Increasingly, though, medical care of patients has become fragmented, with various specialists treating pieces and parts of a patient’s body and medical needs. There is no overall management, and that’s what the ACA seeks to remedy. A medical team approach, headed by a primary physician, will be required, and a clinical pharmacist will be part of the team in almost all cases.
 
This opens up huge opportunities for pharmacists. With their inclusion in patient care management, their practices will change. Dedicated consultations between pharmacists and patients and elevated care at the cognitive level will become part of the patient experience, which will lead over time to patients’ expectation that they should be provided with such care and that either they or their insurance coverage will pay for it.
 
Over time, the ACA will phase in a number of other demonstration projects involving dedicated pharmacist care as part of a team of providers for non-Medicare patients, and this will further strengthen the public’s perception of the pharmacist as an integral part of the medical care team.
 
What this means for pharmacists is that a new era of heightened professional practice is about to begin, and a new stream of income is about to open up. Those who can see what’s coming and prepare for it will fare best. At PBA Health, we are advising all of our members to prepare for private consultation appointments with patients and to lay the groundwork now for patient intake and management protocols, appointment scheduling, and the setting of fees.
 
This will benefit the patient without adding to overall costs. For example, a pharmacist may do an initial consult and charge, say, $60 to $100 for an hour visit. This consult may include talking with the prescribing physician, psychologist, dentist, nurse, and insurance company, in addition to the patient. After a comprehensive review, the pharmacist may deem a drug the patient is taking unnecessary and remove it from their regimen, which could save the patient hundreds of dollars each year. Or, the pharmacist may recognize a potential drug interaction and adjust the patient’s drugs or dosages to avoid the problem, protecting the patient against potential health problems and all of the costs that would result. And the patient isn’t the only one who stands to save money as a result; MTM and MTS will greatly reduce the chances of adverse reactions or side effects that lead to emergency hospital visits, helping to decrease overall health care costs.
 
The American Medical Association (AMA) provides 3 billing codes that pharmacists can use for face-to-face patient consultations. Whether an insurance company will reimburse a patient for pharmacist consultation fees is another matter, however. Under the ACA, Medicare will be required to pay for these very services for eligible patients, billed under any of these AMA codes. It is hoped that over time, the reimbursement models pioneered by the Medicare demonstration projects will be adopted by private insurers as well. Once patients see and understand how cognitive services can benefit them, they may even choose to pay for the services out of pocket just as they pay for legal or financial services.
 
The ACA gives independent pharmacists the opportunity to provide additional care to their patients and increase their profit margins.
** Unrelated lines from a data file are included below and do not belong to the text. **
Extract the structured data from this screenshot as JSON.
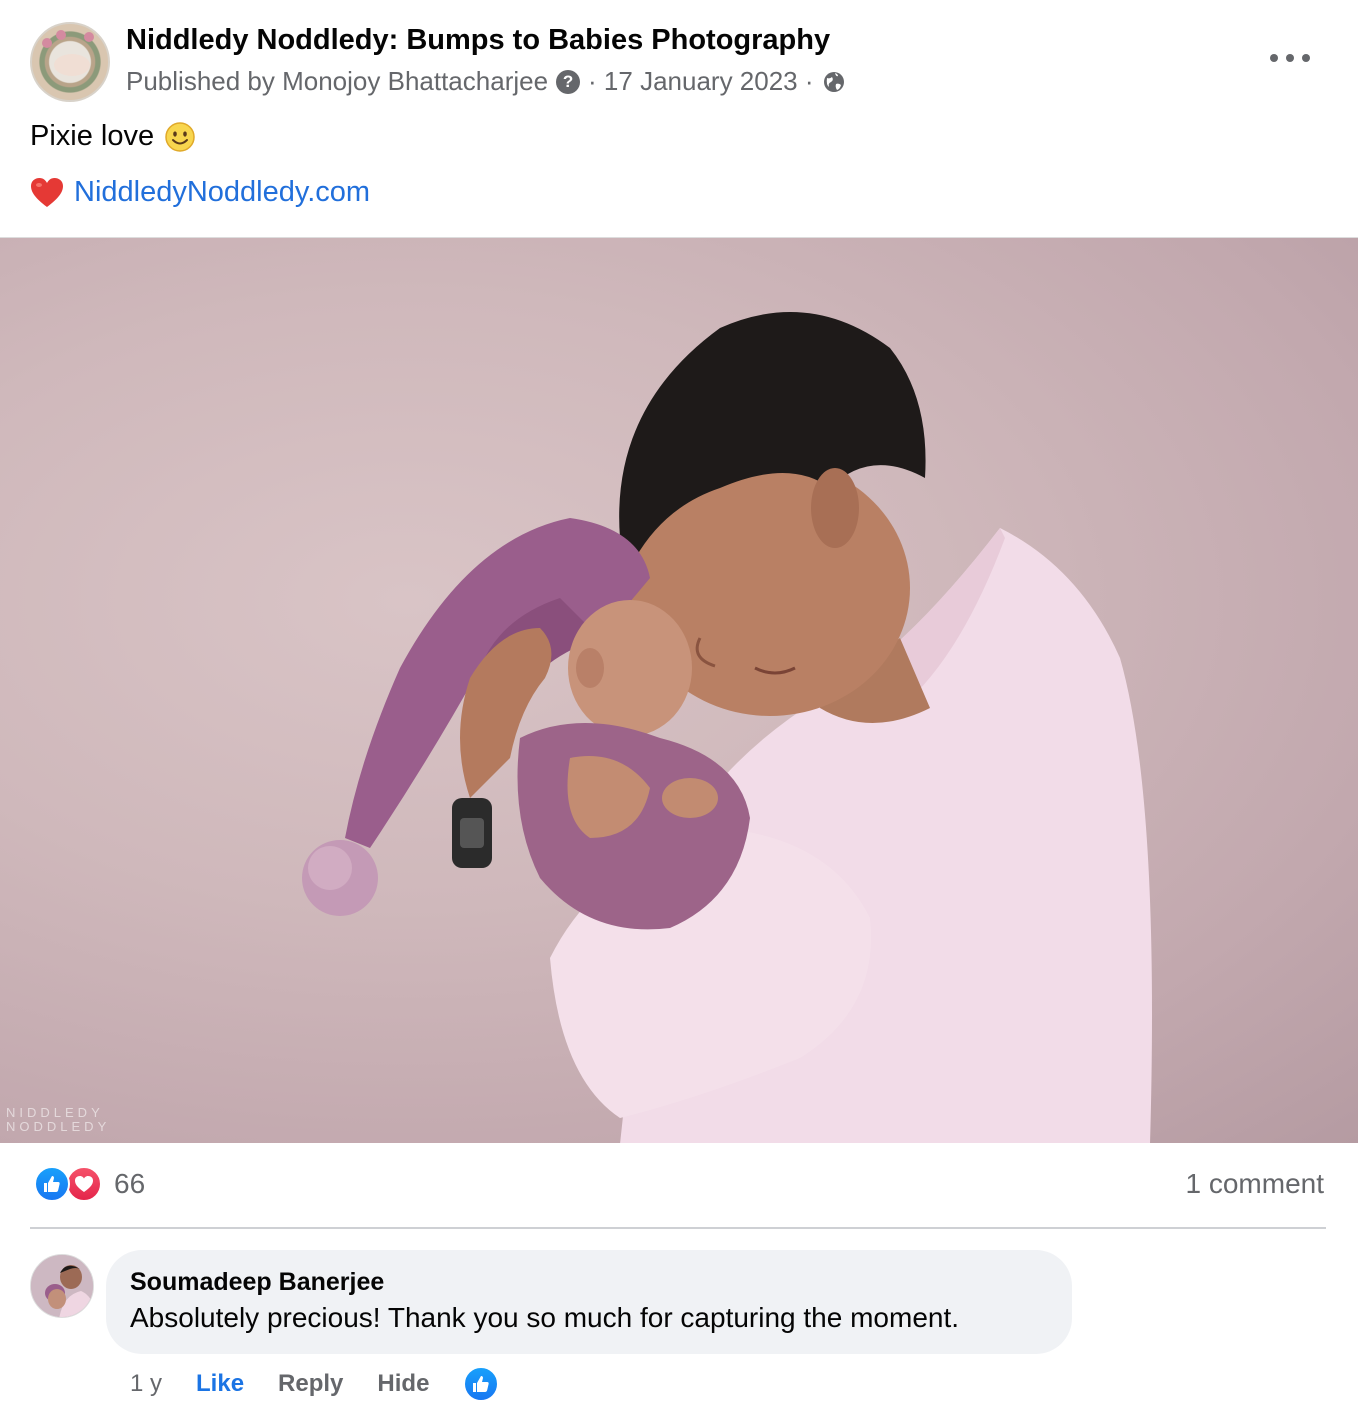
{
  "post": {
    "page_name": "Niddledy Noddledy: Bumps to Babies Photography",
    "published_by": "Published by Monojoy Bhattacharjee",
    "date": "· 17 January 2023 ·",
    "help_glyph": "?",
    "text": "Pixie love",
    "link": "NiddledyNoddledy.com",
    "watermark_line1": "NIDDLEDY",
    "watermark_line2": "NODDLEDY"
  },
  "reactions": {
    "count": "66",
    "types": [
      "like-icon",
      "love-icon"
    ],
    "comments": "1 comment"
  },
  "comment": {
    "author": "Soumadeep Banerjee",
    "text": "Absolutely precious! Thank you so much for capturing the moment.",
    "age": "1 y",
    "like_label": "Like",
    "reply_label": "Reply",
    "hide_label": "Hide"
  },
  "colors": {
    "link": "#216fdb",
    "like_blue": "#1877f2",
    "love_red": "#e4254b",
    "secondary_text": "#65676b",
    "bubble_bg": "#f0f2f5"
  }
}
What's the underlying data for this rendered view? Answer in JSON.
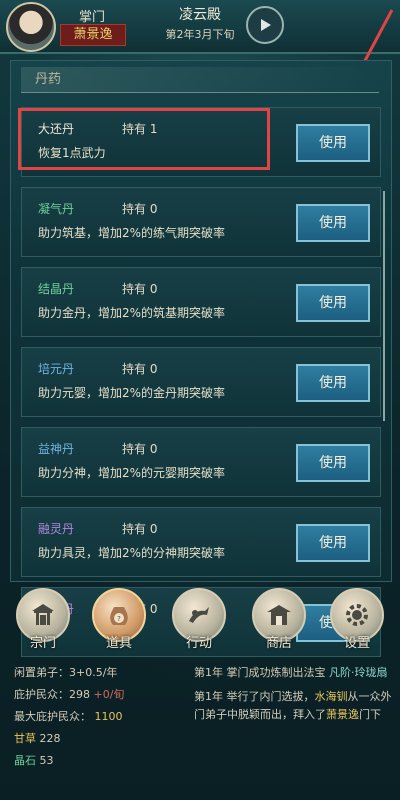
{
  "header": {
    "rank": "掌门",
    "player_name": "萧景逸",
    "sect_name": "凌云殿",
    "date": "第2年3月下旬"
  },
  "section_title": "丹药",
  "items": [
    {
      "name": "大还丹",
      "count_text": "持有 1",
      "desc": "恢复1点武力",
      "button": "使用",
      "name_color": "#f0e8d6"
    },
    {
      "name": "凝气丹",
      "count_text": "持有 0",
      "desc": "助力筑基，增加2%的练气期突破率",
      "button": "使用",
      "name_color": "#6fd19a"
    },
    {
      "name": "结晶丹",
      "count_text": "持有 0",
      "desc": "助力金丹，增加2%的筑基期突破率",
      "button": "使用",
      "name_color": "#6fd19a"
    },
    {
      "name": "培元丹",
      "count_text": "持有 0",
      "desc": "助力元婴，增加2%的金丹期突破率",
      "button": "使用",
      "name_color": "#6fb4e0"
    },
    {
      "name": "益神丹",
      "count_text": "持有 0",
      "desc": "助力分神，增加2%的元婴期突破率",
      "button": "使用",
      "name_color": "#6fb4e0"
    },
    {
      "name": "融灵丹",
      "count_text": "持有 0",
      "desc": "助力具灵，增加2%的分神期突破率",
      "button": "使用",
      "name_color": "#b487e0"
    },
    {
      "name": "化罡丹",
      "count_text": "持有 0",
      "desc": "",
      "button": "使用",
      "name_color": "#b487e0"
    }
  ],
  "nav": [
    {
      "label": "宗门",
      "icon": "gate-icon"
    },
    {
      "label": "道具",
      "icon": "bag-icon"
    },
    {
      "label": "行动",
      "icon": "action-icon"
    },
    {
      "label": "商店",
      "icon": "shop-icon"
    },
    {
      "label": "设置",
      "icon": "gear-icon"
    }
  ],
  "stats": {
    "disciples": "闲置弟子：3+0.5/年",
    "protect": "庇护民众：298",
    "protect_rate": "+0/旬",
    "max_protect_label": "最大庇护民众：",
    "max_protect_value": "1100",
    "herb_label": "甘草",
    "herb_value": "228",
    "crystal_label": "晶石",
    "crystal_value": "53"
  },
  "log": {
    "entry1_prefix": "第1年 掌门成功炼制出法宝",
    "entry1_item": "凡阶·玲珑扇",
    "entry2_prefix": "第1年 举行了内门选拔，",
    "entry2_name1": "水海钏",
    "entry2_mid": "从一众外门弟子中脱颖而出，拜入了",
    "entry2_name2": "萧景逸",
    "entry2_suffix": "门下"
  },
  "colors": {
    "accent_red": "#e04444",
    "use_button": "#2f7ea1"
  }
}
It’s time to plan ahead and be prepared for this positive new change in our country’s health care system. Pharmacists need to educate themselves about ACOs and formulate a strategy for being included in ACOs that are being formed in their area. A good overview of this process can be found in an article entitled “Pharmacists’ Role in Accountable Care Organizations” by Lisa Daigle of the American Society of Health-System Pharmacists.
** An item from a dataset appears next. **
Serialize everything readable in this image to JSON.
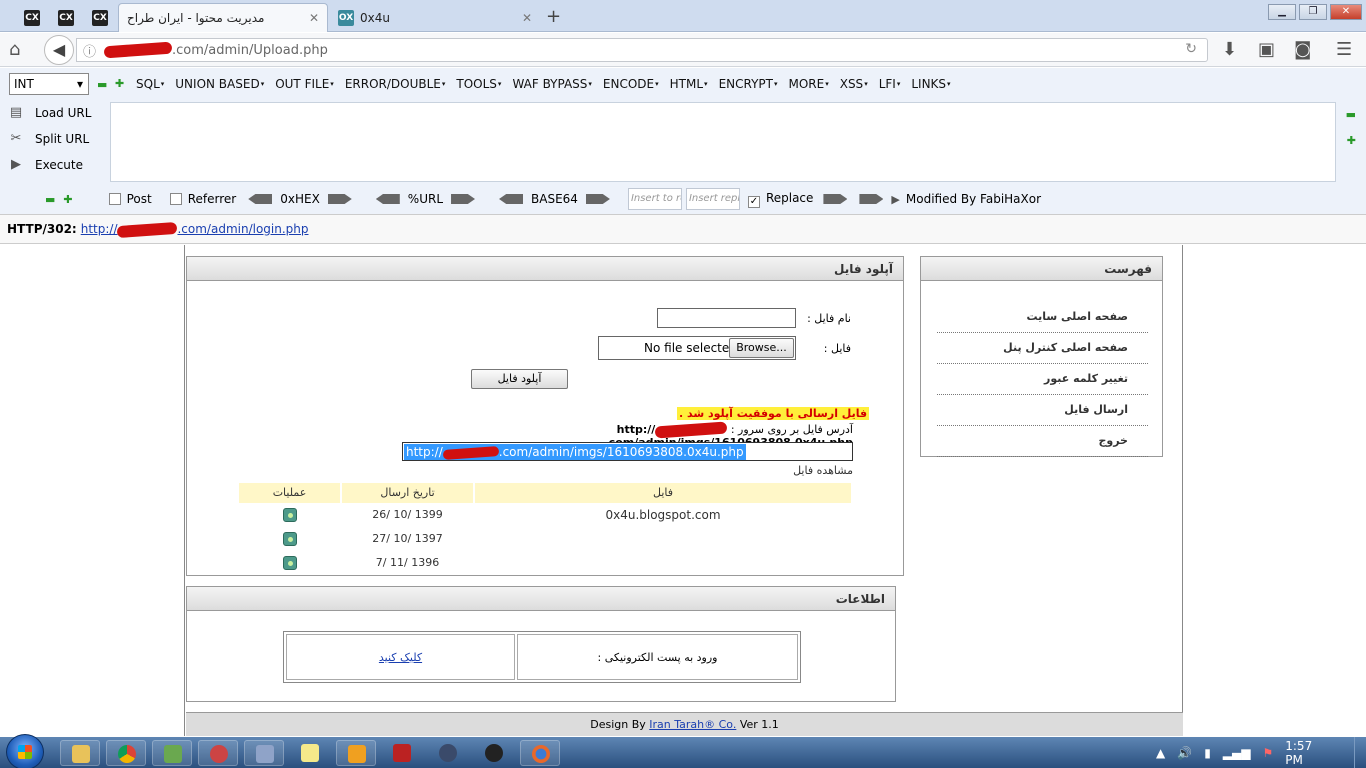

Nick Smock is CEO of PBA Health, a purchasing and pharmacy services organization (PSO) that offers a menu of service options to help community pharmacies buy, operate, and sell more effectively. PBA Health serves more than 2400 independent pharmacies.